Input for this task –
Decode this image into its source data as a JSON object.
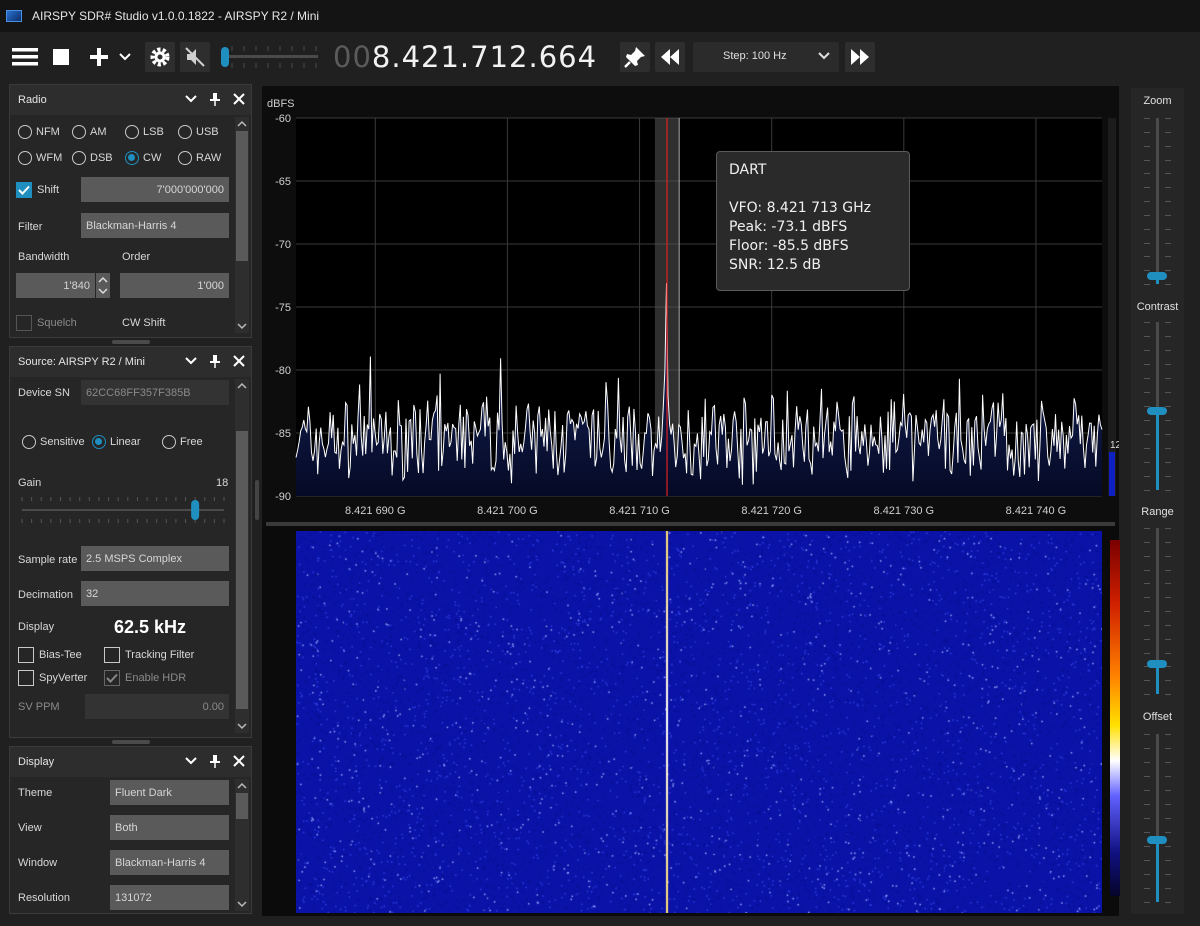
{
  "window": {
    "title": "AIRSPY SDR# Studio v1.0.0.1822 - AIRSPY R2 / Mini"
  },
  "toolbar": {
    "frequency_dim": "00",
    "frequency": "8.421.712.664",
    "step_label": "Step: 100 Hz"
  },
  "radio": {
    "title": "Radio",
    "modes": [
      "NFM",
      "AM",
      "LSB",
      "USB",
      "WFM",
      "DSB",
      "CW",
      "RAW"
    ],
    "selected_mode": "CW",
    "shift_label": "Shift",
    "shift_value": "7'000'000'000",
    "filter_label": "Filter",
    "filter_value": "Blackman-Harris 4",
    "bandwidth_label": "Bandwidth",
    "bandwidth_value": "1'840",
    "order_label": "Order",
    "order_value": "1'000",
    "squelch_label": "Squelch",
    "cw_shift_label": "CW Shift"
  },
  "source": {
    "title": "Source: AIRSPY R2 / Mini",
    "device_sn_label": "Device SN",
    "device_sn_value": "62CC68FF357F385B",
    "modes": [
      "Sensitive",
      "Linear",
      "Free"
    ],
    "selected_mode": "Linear",
    "gain_label": "Gain",
    "gain_value": "18",
    "gain_level": 18,
    "gain_max": 21,
    "sample_rate_label": "Sample rate",
    "sample_rate_value": "2.5 MSPS Complex",
    "decimation_label": "Decimation",
    "decimation_value": "32",
    "display_label": "Display",
    "display_value": "62.5 kHz",
    "bias_tee_label": "Bias-Tee",
    "tracking_filter_label": "Tracking Filter",
    "spyverter_label": "SpyVerter",
    "enable_hdr_label": "Enable HDR",
    "sv_ppm_label": "SV PPM",
    "sv_ppm_value": "0.00"
  },
  "display": {
    "title": "Display",
    "theme_label": "Theme",
    "theme_value": "Fluent Dark",
    "view_label": "View",
    "view_value": "Both",
    "window_label": "Window",
    "window_value": "Blackman-Harris 4",
    "resolution_label": "Resolution",
    "resolution_value": "131072"
  },
  "chart_data": {
    "type": "line",
    "ylabel": "dBFS",
    "ylim": [
      -90,
      -60
    ],
    "yticks": [
      "-60",
      "-65",
      "-70",
      "-75",
      "-80",
      "-85",
      "-90"
    ],
    "xlim": [
      8.421684,
      8.421745
    ],
    "xticks": [
      "8.421 690 G",
      "8.421 700 G",
      "8.421 710 G",
      "8.421 720 G",
      "8.421 730 G",
      "8.421 740 G"
    ],
    "noise_floor_dbfs": -85.5,
    "peak": {
      "frequency_ghz": 8.421712,
      "dbfs": -73.1
    },
    "vfo_ghz": 8.421713,
    "filter_bandwidth_hz": 1840,
    "level_indicator": "12",
    "grid": true
  },
  "tooltip": {
    "name": "DART",
    "vfo": "VFO:  8.421 713 GHz",
    "peak": "Peak:  -73.1 dBFS",
    "floor": "Floor:  -85.5 dBFS",
    "snr": "SNR:  12.5 dB"
  },
  "sliders": {
    "zoom_label": "Zoom",
    "zoom_level": 0.05,
    "contrast_label": "Contrast",
    "contrast_level": 0.47,
    "range_label": "Range",
    "range_level": 0.18,
    "offset_label": "Offset",
    "offset_level": 0.37
  },
  "colors": {
    "accent": "#1f8fc0",
    "vfo_line": "#e02020",
    "trace": "#ffffff",
    "waterfall_bg": "#0a12a0"
  }
}
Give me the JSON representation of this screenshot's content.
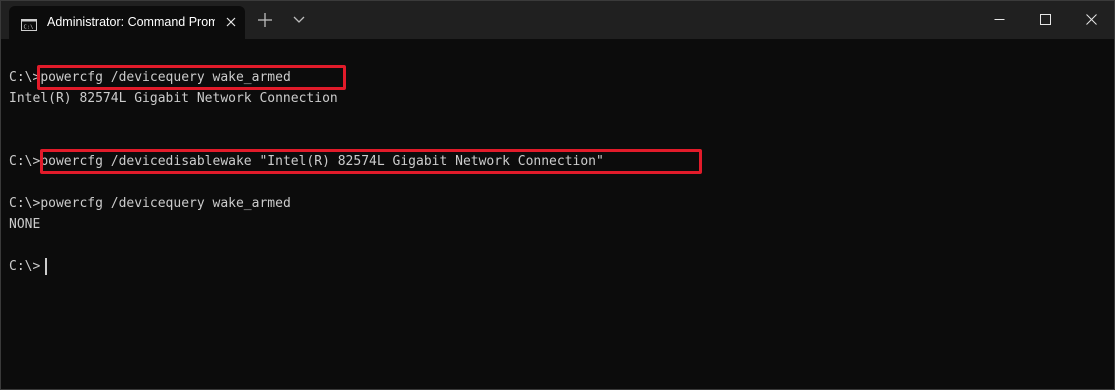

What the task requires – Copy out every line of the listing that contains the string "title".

Task response –
    "title": "AIRSPY SDR# Studio v1.0.0.1822 - AIRSPY R2 / Mini"
    "title": "Radio",
    "title": "Source: AIRSPY R2 / Mini",
    "title": "Display",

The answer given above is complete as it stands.